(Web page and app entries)
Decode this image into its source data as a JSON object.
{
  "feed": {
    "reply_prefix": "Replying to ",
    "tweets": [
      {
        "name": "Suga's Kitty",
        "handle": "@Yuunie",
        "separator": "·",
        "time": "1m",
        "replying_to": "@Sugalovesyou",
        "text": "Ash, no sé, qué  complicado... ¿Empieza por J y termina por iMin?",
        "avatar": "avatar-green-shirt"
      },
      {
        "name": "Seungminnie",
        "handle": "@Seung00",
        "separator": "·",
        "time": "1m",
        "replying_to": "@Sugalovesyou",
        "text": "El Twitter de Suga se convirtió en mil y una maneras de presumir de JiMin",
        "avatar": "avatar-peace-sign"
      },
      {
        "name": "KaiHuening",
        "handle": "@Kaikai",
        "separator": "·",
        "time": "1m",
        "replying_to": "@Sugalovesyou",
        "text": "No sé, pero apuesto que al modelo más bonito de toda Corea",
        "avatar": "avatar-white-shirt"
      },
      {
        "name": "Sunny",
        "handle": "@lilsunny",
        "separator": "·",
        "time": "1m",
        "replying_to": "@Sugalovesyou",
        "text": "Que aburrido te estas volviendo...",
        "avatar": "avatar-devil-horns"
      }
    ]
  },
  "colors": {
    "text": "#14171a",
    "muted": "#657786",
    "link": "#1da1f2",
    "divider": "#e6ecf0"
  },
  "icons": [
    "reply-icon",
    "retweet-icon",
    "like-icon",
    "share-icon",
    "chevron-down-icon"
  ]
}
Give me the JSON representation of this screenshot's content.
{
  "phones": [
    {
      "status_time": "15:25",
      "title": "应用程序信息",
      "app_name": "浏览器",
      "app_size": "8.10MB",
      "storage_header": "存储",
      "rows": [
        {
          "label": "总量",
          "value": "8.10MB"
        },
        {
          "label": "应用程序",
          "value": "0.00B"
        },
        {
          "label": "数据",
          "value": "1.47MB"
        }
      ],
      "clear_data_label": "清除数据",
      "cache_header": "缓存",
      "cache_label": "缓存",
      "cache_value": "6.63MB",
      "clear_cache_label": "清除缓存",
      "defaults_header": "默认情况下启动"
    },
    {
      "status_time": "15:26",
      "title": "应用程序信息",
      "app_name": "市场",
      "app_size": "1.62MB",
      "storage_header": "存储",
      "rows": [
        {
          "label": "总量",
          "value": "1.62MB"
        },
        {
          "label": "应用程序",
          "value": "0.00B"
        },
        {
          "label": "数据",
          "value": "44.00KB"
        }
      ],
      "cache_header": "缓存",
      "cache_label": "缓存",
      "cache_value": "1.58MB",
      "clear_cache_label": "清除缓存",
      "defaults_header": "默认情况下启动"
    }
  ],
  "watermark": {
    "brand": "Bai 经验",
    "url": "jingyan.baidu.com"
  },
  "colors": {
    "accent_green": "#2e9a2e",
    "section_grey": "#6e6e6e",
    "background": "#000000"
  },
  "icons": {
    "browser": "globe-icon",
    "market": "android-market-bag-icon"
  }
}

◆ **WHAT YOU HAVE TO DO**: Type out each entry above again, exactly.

◆ **RESPONSE AREA**:
Decode this image into its source data as a JSON object.
{
  "feed": {
    "reply_prefix": "Replying to ",
    "tweets": [
      {
        "name": "Suga's Kitty",
        "handle": "@Yuunie",
        "separator": "·",
        "time": "1m",
        "replying_to": "@Sugalovesyou",
        "text": "Ash, no sé, qué  complicado... ¿Empieza por J y termina por iMin?",
        "avatar": "avatar-green-shirt"
      },
      {
        "name": "Seungminnie",
        "handle": "@Seung00",
        "separator": "·",
        "time": "1m",
        "replying_to": "@Sugalovesyou",
        "text": "El Twitter de Suga se convirtió en mil y una maneras de presumir de JiMin",
        "avatar": "avatar-peace-sign"
      },
      {
        "name": "KaiHuening",
        "handle": "@Kaikai",
        "separator": "·",
        "time": "1m",
        "replying_to": "@Sugalovesyou",
        "text": "No sé, pero apuesto que al modelo más bonito de toda Corea",
        "avatar": "avatar-white-shirt"
      },
      {
        "name": "Sunny",
        "handle": "@lilsunny",
        "separator": "·",
        "time": "1m",
        "replying_to": "@Sugalovesyou",
        "text": "Que aburrido te estas volviendo...",
        "avatar": "avatar-devil-horns"
      }
    ]
  },
  "colors": {
    "text": "#14171a",
    "muted": "#657786",
    "link": "#1da1f2",
    "divider": "#e6ecf0"
  },
  "icons": [
    "reply-icon",
    "retweet-icon",
    "like-icon",
    "share-icon",
    "chevron-down-icon"
  ]
}
Give me the JSON representation of this screenshot's content.
{
  "phones": [
    {
      "status_time": "15:25",
      "title": "应用程序信息",
      "app_name": "浏览器",
      "app_size": "8.10MB",
      "storage_header": "存储",
      "rows": [
        {
          "label": "总量",
          "value": "8.10MB"
        },
        {
          "label": "应用程序",
          "value": "0.00B"
        },
        {
          "label": "数据",
          "value": "1.47MB"
        }
      ],
      "clear_data_label": "清除数据",
      "cache_header": "缓存",
      "cache_label": "缓存",
      "cache_value": "6.63MB",
      "clear_cache_label": "清除缓存",
      "defaults_header": "默认情况下启动"
    },
    {
      "status_time": "15:26",
      "title": "应用程序信息",
      "app_name": "市场",
      "app_size": "1.62MB",
      "storage_header": "存储",
      "rows": [
        {
          "label": "总量",
          "value": "1.62MB"
        },
        {
          "label": "应用程序",
          "value": "0.00B"
        },
        {
          "label": "数据",
          "value": "44.00KB"
        }
      ],
      "cache_header": "缓存",
      "cache_label": "缓存",
      "cache_value": "1.58MB",
      "clear_cache_label": "清除缓存",
      "defaults_header": "默认情况下启动"
    }
  ],
  "watermark": {
    "brand": "Bai 经验",
    "url": "jingyan.baidu.com"
  },
  "colors": {
    "accent_green": "#2e9a2e",
    "section_grey": "#6e6e6e",
    "background": "#000000"
  },
  "icons": {
    "browser": "globe-icon",
    "market": "android-market-bag-icon"
  }
}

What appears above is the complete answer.